The first problem was, of course, finding a tail.
There is a device used by freedivers called a monofin where both feet are placed inside a single fin but this was nothing like a traditional mermaid’s tail, so Dada decided to create her own tail, using lycra. Then she began to study videos of mermaid performances from aquatic circuses and other similar events.
She became China’s first mermaid diving instructor and in 2015 formed her own mermaid diving team.
There are now mermaid schools around the world with more than 1,000 instructors in China alone. The world’s premier dive school, PADI, says interest is booming – they now offer four separate mermaid diving courses.

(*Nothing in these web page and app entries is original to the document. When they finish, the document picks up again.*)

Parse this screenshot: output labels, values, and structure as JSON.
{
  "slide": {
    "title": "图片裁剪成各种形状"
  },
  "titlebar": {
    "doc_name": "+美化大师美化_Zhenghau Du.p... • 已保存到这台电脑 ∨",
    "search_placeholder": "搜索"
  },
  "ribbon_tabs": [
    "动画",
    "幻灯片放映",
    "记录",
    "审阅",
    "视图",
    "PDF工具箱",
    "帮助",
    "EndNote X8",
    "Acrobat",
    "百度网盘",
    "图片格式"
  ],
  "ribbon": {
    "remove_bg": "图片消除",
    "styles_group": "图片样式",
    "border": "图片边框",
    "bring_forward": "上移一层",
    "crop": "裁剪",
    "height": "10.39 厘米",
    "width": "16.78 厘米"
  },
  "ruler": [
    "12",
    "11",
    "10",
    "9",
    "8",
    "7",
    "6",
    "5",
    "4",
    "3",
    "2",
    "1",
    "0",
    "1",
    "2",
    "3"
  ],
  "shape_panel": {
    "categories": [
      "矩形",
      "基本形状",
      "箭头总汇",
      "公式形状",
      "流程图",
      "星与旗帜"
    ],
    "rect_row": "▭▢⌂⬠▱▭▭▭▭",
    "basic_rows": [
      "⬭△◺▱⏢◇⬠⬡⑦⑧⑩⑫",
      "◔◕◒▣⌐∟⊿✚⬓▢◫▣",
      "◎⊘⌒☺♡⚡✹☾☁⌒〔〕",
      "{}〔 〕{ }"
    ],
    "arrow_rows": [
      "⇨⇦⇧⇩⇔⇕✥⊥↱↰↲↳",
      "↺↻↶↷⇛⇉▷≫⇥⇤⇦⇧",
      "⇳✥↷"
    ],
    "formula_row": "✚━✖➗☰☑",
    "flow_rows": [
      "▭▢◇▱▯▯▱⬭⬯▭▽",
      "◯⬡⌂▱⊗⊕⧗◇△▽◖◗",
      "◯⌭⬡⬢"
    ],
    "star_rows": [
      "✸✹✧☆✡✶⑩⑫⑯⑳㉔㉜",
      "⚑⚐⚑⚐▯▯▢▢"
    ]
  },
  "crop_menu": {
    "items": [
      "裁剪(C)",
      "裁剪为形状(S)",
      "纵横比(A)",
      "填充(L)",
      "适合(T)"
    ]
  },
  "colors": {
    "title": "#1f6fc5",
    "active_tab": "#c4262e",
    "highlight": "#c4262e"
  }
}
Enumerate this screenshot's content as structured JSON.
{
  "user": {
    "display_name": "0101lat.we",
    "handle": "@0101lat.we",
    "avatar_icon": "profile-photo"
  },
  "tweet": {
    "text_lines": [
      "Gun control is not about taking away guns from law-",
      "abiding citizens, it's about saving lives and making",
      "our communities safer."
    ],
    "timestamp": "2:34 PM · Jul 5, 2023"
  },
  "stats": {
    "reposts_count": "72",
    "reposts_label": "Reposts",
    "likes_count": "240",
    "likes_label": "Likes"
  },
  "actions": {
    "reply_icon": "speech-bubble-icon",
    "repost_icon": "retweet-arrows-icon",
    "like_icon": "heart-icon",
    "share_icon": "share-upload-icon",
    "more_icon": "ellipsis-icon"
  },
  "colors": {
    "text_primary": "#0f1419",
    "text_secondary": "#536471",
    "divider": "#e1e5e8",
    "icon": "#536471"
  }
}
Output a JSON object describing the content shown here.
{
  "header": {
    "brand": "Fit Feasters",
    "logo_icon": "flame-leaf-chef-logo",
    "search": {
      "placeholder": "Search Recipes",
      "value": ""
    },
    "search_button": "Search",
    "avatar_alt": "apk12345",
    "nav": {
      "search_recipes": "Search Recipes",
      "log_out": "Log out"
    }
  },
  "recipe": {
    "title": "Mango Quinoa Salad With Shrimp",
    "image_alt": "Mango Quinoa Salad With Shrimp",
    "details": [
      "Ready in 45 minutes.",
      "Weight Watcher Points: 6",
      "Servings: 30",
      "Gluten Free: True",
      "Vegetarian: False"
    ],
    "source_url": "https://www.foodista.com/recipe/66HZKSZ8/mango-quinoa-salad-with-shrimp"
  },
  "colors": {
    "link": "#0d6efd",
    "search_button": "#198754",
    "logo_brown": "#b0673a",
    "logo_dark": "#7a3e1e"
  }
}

On 28 April this year, the Atlantis Sanya Resort and Hotel, a marine resort on China’s Hainan Island, hosted a special event to mark its third anniversary. Normally home to over 26,000 marine creatures they welcomed a new form of underwater life – a huge gathering of mermaids. The subsequent performance of 100 professional mermaids entered the Guinness Book of Records. You can watch part of the performance below.
An it isn’t only women who are flocking to this new sport. Quite a number of men have also signed up.
So what is the difference then between free diving and mermaid diving?
Says Dada Li, “Mermaid diving is the distillation of freediving to me. It brought to life my fantasy, my creativity and my longing towards this mysterious creature.”
Whether or not she has fallen in love with a merman she doesn’t say.
Feature image via CNN